### Task objective
Among the lines below, some may contain the string "slot". Say how many do, and give nothing besides the number.

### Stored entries

--------------------

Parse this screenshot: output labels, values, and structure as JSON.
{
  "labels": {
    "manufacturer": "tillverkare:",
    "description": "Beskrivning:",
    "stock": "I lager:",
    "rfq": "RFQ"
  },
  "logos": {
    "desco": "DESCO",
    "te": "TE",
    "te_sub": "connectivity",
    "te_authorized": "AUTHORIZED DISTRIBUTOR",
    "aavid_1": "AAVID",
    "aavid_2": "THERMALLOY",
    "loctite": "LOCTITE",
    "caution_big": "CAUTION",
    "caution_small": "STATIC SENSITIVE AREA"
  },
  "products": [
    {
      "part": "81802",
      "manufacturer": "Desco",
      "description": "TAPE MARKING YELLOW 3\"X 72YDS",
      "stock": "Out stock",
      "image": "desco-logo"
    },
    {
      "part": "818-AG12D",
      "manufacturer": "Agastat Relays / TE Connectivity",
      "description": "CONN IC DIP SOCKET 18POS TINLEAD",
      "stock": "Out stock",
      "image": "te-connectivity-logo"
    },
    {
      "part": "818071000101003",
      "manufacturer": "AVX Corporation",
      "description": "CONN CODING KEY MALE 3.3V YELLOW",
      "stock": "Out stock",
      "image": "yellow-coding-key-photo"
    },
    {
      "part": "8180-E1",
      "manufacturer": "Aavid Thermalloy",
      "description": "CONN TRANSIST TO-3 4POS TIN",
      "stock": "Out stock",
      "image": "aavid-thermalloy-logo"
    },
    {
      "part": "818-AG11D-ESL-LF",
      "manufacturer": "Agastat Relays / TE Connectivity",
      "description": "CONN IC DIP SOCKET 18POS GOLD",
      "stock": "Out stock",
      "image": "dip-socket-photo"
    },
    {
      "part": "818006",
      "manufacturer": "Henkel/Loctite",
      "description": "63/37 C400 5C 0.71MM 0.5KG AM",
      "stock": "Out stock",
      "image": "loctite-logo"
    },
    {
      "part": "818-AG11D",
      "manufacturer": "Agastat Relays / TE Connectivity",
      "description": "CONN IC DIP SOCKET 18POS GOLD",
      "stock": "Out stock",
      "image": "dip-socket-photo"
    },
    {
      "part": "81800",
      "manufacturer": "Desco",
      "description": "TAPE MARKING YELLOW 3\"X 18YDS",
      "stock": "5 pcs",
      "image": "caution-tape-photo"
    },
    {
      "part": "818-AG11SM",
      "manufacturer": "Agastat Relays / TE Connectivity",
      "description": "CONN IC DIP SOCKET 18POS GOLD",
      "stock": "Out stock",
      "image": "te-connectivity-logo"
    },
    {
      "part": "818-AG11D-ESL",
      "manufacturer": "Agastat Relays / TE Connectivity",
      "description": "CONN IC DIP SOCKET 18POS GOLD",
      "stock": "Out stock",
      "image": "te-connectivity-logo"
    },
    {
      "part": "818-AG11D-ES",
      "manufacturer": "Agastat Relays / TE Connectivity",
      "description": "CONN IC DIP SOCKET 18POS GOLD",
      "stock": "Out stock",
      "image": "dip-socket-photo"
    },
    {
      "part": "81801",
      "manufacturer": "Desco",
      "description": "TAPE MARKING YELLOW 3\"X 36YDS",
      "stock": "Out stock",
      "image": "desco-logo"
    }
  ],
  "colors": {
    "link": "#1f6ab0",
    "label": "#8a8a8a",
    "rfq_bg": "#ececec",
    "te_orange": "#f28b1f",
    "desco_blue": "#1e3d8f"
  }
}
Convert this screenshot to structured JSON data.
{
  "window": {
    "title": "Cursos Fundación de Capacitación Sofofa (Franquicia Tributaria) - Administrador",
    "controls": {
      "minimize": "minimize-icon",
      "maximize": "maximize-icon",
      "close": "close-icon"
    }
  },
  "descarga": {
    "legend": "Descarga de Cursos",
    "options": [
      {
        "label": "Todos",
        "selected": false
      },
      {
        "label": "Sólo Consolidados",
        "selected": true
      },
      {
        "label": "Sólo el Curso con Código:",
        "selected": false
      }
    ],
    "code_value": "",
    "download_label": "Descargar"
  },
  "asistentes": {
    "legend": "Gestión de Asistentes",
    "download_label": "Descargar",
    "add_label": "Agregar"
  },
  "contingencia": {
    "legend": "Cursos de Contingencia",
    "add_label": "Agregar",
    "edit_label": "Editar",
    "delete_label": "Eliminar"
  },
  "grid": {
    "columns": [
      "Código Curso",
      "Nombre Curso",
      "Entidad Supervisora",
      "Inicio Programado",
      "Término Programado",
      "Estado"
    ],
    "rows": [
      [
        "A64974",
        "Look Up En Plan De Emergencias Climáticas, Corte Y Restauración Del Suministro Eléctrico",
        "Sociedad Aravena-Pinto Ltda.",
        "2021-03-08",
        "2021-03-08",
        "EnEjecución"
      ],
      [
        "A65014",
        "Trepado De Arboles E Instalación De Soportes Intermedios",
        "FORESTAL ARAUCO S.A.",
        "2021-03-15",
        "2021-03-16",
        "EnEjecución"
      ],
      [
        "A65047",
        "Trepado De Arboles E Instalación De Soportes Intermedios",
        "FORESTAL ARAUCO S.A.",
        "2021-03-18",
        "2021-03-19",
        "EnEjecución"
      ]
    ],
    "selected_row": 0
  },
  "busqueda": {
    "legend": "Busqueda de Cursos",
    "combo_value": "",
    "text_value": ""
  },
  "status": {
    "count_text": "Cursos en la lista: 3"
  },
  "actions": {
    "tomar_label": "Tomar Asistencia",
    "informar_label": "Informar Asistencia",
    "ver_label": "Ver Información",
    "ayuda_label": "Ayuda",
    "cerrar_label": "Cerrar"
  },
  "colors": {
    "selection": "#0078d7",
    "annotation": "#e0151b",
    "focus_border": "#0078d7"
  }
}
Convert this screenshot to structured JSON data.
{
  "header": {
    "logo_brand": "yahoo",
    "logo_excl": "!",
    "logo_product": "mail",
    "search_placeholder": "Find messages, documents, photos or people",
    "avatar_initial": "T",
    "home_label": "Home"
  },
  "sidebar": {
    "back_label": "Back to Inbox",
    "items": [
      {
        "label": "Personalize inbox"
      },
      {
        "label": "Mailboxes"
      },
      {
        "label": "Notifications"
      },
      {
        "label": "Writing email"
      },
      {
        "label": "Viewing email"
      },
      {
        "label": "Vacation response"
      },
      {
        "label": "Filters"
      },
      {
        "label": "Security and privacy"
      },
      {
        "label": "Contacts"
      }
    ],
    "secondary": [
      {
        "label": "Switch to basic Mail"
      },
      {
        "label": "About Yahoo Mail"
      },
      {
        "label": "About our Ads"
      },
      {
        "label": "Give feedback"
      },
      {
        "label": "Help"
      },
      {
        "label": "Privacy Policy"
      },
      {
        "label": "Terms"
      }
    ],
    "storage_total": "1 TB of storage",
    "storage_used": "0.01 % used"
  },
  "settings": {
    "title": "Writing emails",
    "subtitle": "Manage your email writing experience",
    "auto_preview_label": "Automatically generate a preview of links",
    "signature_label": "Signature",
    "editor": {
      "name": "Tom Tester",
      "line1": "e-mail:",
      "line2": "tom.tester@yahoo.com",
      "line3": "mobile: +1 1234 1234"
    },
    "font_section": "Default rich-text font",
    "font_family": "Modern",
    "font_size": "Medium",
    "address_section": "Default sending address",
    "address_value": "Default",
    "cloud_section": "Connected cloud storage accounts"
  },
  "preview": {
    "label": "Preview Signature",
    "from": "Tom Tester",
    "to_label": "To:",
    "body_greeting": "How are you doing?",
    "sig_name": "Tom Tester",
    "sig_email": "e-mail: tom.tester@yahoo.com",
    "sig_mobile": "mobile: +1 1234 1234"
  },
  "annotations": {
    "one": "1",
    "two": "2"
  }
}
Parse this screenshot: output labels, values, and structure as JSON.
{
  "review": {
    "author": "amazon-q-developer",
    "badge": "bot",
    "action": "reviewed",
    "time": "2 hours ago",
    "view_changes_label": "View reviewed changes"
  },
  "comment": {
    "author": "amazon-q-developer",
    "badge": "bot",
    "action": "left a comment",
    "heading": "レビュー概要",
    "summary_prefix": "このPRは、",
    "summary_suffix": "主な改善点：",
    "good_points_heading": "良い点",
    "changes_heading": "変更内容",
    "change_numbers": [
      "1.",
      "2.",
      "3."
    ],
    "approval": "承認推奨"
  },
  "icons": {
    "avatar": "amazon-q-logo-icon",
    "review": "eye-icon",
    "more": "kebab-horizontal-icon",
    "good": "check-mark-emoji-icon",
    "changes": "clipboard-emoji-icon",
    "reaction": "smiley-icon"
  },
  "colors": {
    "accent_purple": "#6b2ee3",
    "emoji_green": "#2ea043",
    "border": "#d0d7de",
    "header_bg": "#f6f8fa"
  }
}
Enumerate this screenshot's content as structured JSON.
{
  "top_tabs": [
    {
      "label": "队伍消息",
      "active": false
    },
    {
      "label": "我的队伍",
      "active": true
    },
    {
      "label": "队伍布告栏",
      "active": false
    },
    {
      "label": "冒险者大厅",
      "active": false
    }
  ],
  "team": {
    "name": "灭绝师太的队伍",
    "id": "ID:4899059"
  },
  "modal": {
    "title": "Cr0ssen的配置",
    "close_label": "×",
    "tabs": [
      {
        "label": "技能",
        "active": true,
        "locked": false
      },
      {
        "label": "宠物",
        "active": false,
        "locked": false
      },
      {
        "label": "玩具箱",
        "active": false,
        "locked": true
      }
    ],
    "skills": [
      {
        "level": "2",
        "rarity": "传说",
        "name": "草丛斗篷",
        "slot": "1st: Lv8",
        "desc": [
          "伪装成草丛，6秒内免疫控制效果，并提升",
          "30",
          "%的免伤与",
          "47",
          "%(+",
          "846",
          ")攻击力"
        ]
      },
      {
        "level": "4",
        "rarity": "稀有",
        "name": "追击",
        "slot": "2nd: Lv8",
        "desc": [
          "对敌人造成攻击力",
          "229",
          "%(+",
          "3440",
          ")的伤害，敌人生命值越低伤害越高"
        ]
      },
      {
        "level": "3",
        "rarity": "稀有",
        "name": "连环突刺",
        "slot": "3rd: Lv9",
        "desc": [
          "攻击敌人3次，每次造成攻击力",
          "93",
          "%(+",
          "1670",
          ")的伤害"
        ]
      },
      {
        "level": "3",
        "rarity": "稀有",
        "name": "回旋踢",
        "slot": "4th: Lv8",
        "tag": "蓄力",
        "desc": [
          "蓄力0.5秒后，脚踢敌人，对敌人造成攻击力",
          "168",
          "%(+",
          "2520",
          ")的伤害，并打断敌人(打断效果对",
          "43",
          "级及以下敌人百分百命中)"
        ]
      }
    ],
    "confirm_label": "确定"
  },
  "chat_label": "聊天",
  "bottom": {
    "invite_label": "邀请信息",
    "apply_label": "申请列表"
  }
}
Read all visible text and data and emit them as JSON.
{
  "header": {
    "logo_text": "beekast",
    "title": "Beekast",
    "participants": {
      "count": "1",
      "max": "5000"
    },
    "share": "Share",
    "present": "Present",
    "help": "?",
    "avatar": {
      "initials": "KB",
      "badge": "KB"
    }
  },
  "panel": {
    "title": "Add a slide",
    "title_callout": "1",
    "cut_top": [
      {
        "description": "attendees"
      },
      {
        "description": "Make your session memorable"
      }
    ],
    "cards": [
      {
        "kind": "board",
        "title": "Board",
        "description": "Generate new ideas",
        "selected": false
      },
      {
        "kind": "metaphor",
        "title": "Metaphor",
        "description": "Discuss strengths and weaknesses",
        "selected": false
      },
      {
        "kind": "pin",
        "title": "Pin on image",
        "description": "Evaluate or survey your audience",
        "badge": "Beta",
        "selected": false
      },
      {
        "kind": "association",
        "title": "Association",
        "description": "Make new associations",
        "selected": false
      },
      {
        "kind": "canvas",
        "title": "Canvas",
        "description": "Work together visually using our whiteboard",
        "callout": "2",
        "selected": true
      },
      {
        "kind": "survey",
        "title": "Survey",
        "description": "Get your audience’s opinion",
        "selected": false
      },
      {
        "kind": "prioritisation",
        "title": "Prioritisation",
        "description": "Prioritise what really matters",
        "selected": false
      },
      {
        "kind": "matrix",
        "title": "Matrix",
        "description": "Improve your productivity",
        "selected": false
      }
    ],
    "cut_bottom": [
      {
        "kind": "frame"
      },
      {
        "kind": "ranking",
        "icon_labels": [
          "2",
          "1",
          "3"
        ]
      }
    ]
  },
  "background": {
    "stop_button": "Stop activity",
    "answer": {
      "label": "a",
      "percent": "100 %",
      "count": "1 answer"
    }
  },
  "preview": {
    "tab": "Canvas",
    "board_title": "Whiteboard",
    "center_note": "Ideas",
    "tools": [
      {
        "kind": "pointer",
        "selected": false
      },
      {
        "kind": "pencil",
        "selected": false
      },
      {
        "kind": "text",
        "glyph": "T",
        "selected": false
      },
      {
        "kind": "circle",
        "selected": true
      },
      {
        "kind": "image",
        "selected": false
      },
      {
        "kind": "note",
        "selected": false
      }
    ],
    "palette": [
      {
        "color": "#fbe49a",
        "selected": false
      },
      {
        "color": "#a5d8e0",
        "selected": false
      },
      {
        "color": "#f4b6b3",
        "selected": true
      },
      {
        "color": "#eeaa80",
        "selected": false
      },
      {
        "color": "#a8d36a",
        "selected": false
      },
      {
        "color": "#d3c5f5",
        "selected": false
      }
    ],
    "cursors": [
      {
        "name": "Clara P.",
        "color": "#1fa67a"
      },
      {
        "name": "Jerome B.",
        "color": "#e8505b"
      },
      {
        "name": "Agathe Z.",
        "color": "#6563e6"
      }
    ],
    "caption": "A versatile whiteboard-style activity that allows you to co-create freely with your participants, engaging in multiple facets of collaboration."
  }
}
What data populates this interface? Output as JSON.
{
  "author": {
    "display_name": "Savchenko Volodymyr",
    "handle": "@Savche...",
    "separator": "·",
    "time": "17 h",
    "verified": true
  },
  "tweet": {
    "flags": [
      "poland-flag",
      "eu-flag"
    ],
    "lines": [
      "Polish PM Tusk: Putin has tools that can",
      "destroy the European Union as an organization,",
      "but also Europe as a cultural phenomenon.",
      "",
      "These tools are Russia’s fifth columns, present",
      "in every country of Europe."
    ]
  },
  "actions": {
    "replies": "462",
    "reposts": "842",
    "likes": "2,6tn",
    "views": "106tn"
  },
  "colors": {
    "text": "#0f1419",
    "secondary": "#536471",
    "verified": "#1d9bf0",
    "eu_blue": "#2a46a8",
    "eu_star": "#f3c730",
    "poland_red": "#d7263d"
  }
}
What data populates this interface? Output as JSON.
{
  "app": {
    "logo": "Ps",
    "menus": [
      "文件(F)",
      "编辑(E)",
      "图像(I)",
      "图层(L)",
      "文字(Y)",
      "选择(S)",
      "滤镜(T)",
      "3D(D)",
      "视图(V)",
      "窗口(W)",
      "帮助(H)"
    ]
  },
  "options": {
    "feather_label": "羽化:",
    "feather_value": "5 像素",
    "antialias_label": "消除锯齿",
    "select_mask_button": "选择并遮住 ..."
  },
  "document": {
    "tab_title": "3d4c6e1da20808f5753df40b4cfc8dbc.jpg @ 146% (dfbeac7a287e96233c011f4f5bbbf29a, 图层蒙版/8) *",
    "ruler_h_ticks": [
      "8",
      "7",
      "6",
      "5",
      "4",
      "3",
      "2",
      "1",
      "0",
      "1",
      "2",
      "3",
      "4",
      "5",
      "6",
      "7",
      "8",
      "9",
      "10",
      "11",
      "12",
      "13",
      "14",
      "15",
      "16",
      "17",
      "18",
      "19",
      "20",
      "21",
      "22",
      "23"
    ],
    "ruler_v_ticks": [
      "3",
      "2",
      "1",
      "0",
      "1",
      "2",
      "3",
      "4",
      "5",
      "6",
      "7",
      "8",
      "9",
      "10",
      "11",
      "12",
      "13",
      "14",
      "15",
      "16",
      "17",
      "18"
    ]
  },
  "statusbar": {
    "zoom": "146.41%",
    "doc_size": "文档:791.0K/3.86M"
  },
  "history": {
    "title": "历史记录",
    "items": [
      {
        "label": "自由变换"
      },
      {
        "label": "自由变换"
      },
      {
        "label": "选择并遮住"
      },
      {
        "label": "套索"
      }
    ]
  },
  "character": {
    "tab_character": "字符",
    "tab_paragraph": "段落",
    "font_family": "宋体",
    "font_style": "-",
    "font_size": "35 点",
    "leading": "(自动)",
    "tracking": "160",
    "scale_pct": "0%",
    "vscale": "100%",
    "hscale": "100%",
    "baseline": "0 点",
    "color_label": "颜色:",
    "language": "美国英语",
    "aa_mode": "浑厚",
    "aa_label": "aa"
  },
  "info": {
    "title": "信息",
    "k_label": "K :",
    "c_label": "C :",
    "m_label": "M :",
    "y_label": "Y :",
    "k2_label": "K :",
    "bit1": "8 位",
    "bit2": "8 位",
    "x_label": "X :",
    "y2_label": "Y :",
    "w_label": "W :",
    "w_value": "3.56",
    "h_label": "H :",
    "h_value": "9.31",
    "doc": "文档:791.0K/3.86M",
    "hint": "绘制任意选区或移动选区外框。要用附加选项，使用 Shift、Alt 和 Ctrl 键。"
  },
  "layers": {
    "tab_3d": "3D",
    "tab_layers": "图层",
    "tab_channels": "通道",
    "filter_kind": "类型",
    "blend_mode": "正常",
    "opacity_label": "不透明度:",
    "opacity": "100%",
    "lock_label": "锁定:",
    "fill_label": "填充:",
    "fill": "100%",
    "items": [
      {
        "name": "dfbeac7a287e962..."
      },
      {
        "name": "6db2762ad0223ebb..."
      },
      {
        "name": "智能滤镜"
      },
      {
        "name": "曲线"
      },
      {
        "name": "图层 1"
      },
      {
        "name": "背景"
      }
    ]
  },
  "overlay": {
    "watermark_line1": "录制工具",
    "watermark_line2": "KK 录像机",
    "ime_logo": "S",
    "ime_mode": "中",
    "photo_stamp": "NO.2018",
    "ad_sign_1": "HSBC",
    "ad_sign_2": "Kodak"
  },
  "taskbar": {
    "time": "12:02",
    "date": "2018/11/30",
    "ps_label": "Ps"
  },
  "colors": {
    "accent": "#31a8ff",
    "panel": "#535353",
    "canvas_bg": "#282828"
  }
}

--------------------

### Answer section
4